>>>

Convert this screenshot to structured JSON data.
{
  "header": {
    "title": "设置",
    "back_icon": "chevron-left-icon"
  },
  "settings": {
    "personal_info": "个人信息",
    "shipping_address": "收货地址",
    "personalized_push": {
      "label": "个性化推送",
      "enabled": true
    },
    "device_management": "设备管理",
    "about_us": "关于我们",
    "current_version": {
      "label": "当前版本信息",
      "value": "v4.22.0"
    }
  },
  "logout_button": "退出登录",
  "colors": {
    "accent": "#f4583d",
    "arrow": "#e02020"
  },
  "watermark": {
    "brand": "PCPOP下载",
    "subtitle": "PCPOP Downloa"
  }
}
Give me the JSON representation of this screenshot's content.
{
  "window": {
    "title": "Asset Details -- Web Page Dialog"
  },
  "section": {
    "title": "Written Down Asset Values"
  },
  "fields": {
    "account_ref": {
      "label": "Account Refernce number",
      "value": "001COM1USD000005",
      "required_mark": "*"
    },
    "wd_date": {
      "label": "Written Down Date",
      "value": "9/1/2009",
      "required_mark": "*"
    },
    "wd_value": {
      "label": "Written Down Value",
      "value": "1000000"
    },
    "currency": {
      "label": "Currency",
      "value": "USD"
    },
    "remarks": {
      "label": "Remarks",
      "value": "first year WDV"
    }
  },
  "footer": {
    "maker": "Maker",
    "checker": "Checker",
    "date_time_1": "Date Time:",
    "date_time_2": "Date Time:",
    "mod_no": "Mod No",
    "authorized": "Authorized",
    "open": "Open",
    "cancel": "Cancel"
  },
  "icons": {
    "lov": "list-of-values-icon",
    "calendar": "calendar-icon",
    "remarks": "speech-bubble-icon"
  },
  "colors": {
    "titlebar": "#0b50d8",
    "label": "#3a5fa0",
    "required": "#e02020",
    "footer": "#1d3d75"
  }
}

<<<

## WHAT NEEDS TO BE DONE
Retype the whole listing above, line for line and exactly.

## WRITTEN REPLY
Convert this screenshot to structured JSON data.
{
  "header": {
    "title": "设置",
    "back_icon": "chevron-left-icon"
  },
  "settings": {
    "personal_info": "个人信息",
    "shipping_address": "收货地址",
    "personalized_push": {
      "label": "个性化推送",
      "enabled": true
    },
    "device_management": "设备管理",
    "about_us": "关于我们",
    "current_version": {
      "label": "当前版本信息",
      "value": "v4.22.0"
    }
  },
  "logout_button": "退出登录",
  "colors": {
    "accent": "#f4583d",
    "arrow": "#e02020"
  },
  "watermark": {
    "brand": "PCPOP下载",
    "subtitle": "PCPOP Downloa"
  }
}
Give me the JSON representation of this screenshot's content.
{
  "window": {
    "title": "Asset Details -- Web Page Dialog"
  },
  "section": {
    "title": "Written Down Asset Values"
  },
  "fields": {
    "account_ref": {
      "label": "Account Refernce number",
      "value": "001COM1USD000005",
      "required_mark": "*"
    },
    "wd_date": {
      "label": "Written Down Date",
      "value": "9/1/2009",
      "required_mark": "*"
    },
    "wd_value": {
      "label": "Written Down Value",
      "value": "1000000"
    },
    "currency": {
      "label": "Currency",
      "value": "USD"
    },
    "remarks": {
      "label": "Remarks",
      "value": "first year WDV"
    }
  },
  "footer": {
    "maker": "Maker",
    "checker": "Checker",
    "date_time_1": "Date Time:",
    "date_time_2": "Date Time:",
    "mod_no": "Mod No",
    "authorized": "Authorized",
    "open": "Open",
    "cancel": "Cancel"
  },
  "icons": {
    "lov": "list-of-values-icon",
    "calendar": "calendar-icon",
    "remarks": "speech-bubble-icon"
  },
  "colors": {
    "titlebar": "#0b50d8",
    "label": "#3a5fa0",
    "required": "#e02020",
    "footer": "#1d3d75"
  }
}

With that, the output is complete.